| Frank Terpil|
(spook, arms dealer, drug trafficker)
Brooklyn, New York, USA
|Perpetrator of||Arms for Libya|
Frank Terpil worked for the CIA and was a close friend of Ted Shackley. He officially left the agency in 1970, and was charged in absentia in the Arms for Libya and another arms deal, but fled the USA and as of 2014 was one of more than 70 U.S. fugitives reported to have received safe haven in Cuba.
He was born and grew up in Brooklyn, New York.
He worked with Ted Shackley and Edwin Wilson. The New York Times reported that Terpil "was dismissed by the C.I.A. in 1971 after a six-year career as a low-level operative", though others report that he was forced to resign in 1970 "after the agency learned that when he was posted in India he ran a hard-currency scam through Afghanistan, for his personal profit".
In 1980, Frank Terpil was charged in absentia in the Arms for Libya case, together with Edwin Wilson for conspiring to training Libyan terrorists in making bombs out of lamps, ashtrays and alarm clocks, and in shipping tons of C-4 from USA.
Defection to Libya
Terpil left USA and appeared in Lebanon in 1980, shortly before he was sentenced in the Arms for Libya case. In 1981 Terpil defected to Libya. There assisted Muammar Gaddafi by training his forces in "terrorism" and “eliminating” his opponents — most of them Libyan exiles living abroad.

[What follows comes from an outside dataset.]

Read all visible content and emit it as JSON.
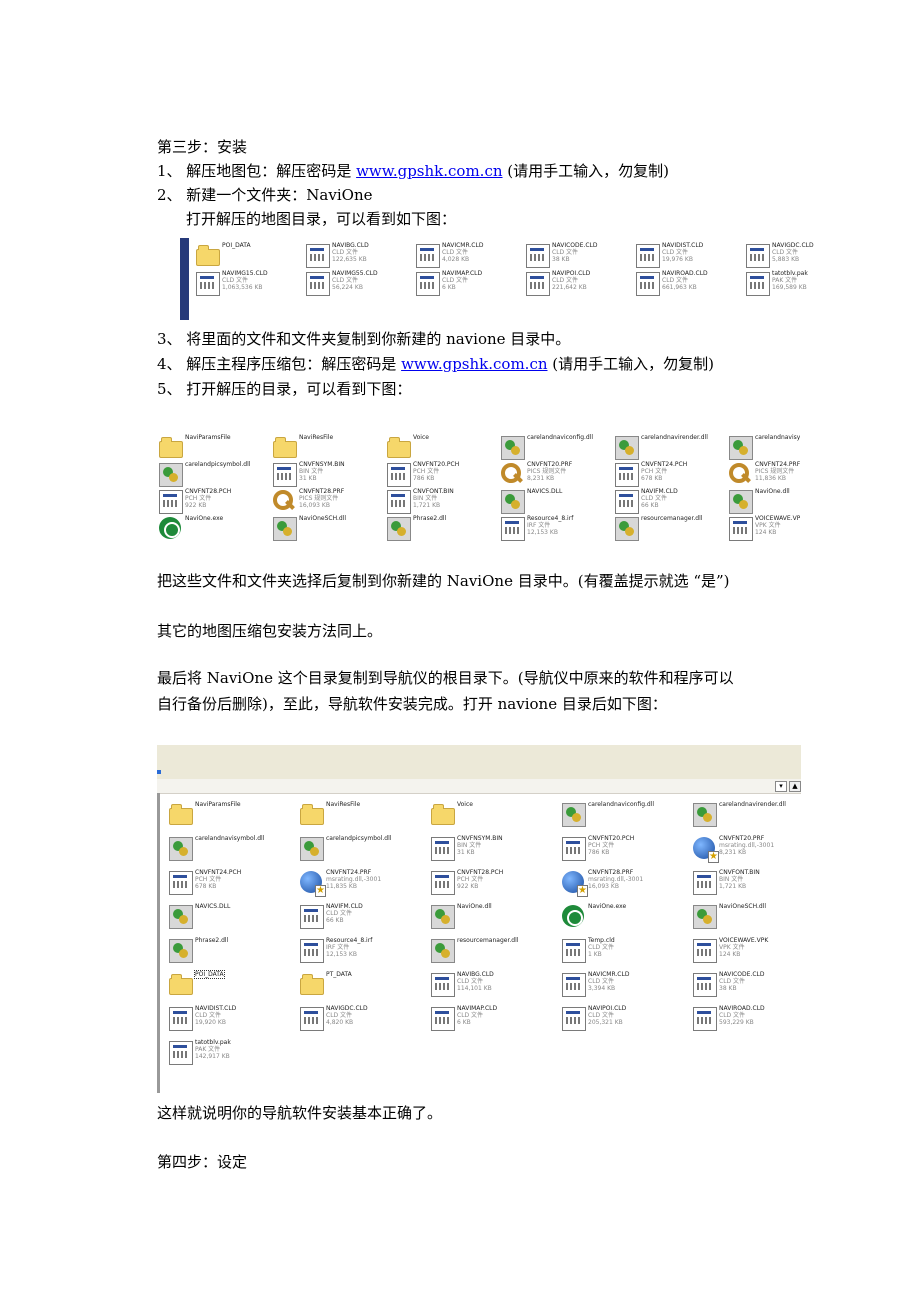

Defection to Cuba
It is believed that Cuba’s General Intelligence Directorate hired him as an operative under the operational alias "Curiel".
In December 2013 he gave an interview for “Mad Dog: Inside the Secret World of Muammar Gaddafi”, a British documentary film. He had been living in Cuba, and gave "the impression of leading a somewhat bored life". He recounted hiring two Cuban exiles from Miami, telling them they were to assassinate Ilich Ramírez Sánchez (Carlos the Jackal). The Cubans backed out when they realized the real target was a foe of Ghaddafi.
An event carried out
|Arms for Libya||Around 20 tonnes of C-4 plastic explosive, plus training in bomb making, together with thousands of rifles, handguns and other weapons sold by a CIA operative to Muammar Gaddaffi's Libya in the late 1970s - early 1980s. As of July 2019 the was "the biggest arms-dealing case in U.S. history" does not even have its own page on Wikipedia.|